I have spoken previously about the concept of 'captivity' (the financial type), where investors put themselves in the position of being completely reliant on their lender or other service provider. Decisions made by the service provider can have costly, or disastrous, outcomes if you don't have another choice.
A case study from a member shows that the warning can be just as applicable in the context of financial advisory relationships.
The couple (let's call them Mr and Mrs Jones) had been advised by their adviser to invest through a platform (a fairly common approach). Platforms come in different forms but they are more or less an administrative service which allows clients investments to be centralised and easily managed.
What they weren't told (at least not specifically, it might have been somewhere amongst reams of disclosure documents) is that the use of the platform was inextricably linked to their use of the adviser.
Now my ethics would say that this is one of the first matters on which an adviser should advise their clients, before putting them on a platform, given its implications for tax, transaction costs and time out of the market (if the investor needs to exit the advisory relationship). But obviously this is somewhat contrary to the adviser's self-interest and so these types of issues tend to get dealt with (or not dealt with) by way of 'disclosure' rather than just 'telling it straight'.
The fact that disclosure gives a different outcome to telling it straight is an interesting point and I have attached a link to an article which deals further with this issue. 'Anything goes if you disclose' is a neat way to sum up our approach to the regulation of financial services.
Anyway, as you can probably guess, the time came for Mr and Mrs Jones to exit the advisory relationship. After their original firm was merged into a larger firm they didn't feel like they were getting the appropriate attention for the fees they were paying and weren't happy with the performance.
And the exit came with a sting. They didn't just have to go through an administrative hassle to exit the relationship but needed to sell the bulk of the investments held on the platform. This of course came as a shock to Mr and Mrs Jones who (quite reasonably) assumed their adviser wouldn't so blatantly stitch them up.

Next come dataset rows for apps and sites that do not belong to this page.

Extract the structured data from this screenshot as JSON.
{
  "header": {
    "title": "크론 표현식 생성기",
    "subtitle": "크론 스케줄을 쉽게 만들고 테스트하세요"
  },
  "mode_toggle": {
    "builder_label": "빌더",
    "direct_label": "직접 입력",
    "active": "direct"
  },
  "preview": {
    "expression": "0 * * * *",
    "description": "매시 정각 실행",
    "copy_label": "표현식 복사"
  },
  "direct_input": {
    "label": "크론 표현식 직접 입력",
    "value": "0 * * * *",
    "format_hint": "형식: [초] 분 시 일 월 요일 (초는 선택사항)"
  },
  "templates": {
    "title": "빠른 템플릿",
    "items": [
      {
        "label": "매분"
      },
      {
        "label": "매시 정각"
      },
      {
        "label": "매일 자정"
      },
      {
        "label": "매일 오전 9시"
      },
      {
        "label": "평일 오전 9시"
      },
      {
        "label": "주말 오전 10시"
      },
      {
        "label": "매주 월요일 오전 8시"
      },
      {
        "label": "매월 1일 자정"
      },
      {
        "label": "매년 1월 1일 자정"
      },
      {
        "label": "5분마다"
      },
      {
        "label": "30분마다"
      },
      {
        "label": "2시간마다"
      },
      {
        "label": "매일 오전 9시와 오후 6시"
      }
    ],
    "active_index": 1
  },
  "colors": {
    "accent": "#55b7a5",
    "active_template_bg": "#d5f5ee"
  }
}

Poor investing advice is one thing but deliberately or carelessly putting a client into an arrangement they are forced to exit (at cost) if they aren't using you as an adviser, is something else. I reiterate the comment made in LOST AND FOUND: Finance industry seeks basic morality - standards of fairness and reasonableness would do a lot more than our existing financial regulation.
On regulation, this situation highlights yet again the failures of our politicians. The FOFA reforms have them in a frenzy about 'opt-in' but a bigger issue is 'locked-in'. Not specifically choosing to renew your adviser's contract is one thing. Having practical barriers in the way of you choosing to opt out is far worse.
This situation also highlights one of the problems with asset based fees. An adviser whose fees depending on assets has a strong incentive to lock as many of them as possible into a particular platform.
Back to Mr and Mrs Jones. As some may have guessed, their departure from the platform (and sale of their investments) co-incided with a strongly performing market. Not expecting to have to sell off their portfolio they weren't ready to replace it, so they ended up in cash at exactly the wrong time - a very expensive exercise. Of course, if it happened today they may not have missed out on performance, but they might end up with a hefty tax bill or, at the very least, transaction costs and hassle.
Captivity costs - sometimes big time. If you've got an adviser ask the question now while you're still the client: what are the consequences of me exiting the relationship?
If your adviser says they've dealt with the captivity concern and you are free to leave at any point (and if they haven't generated commissions at your expense in the past) then you've probably got yourself a good one. At the very least, you've got one that puts your interests ahead of their own.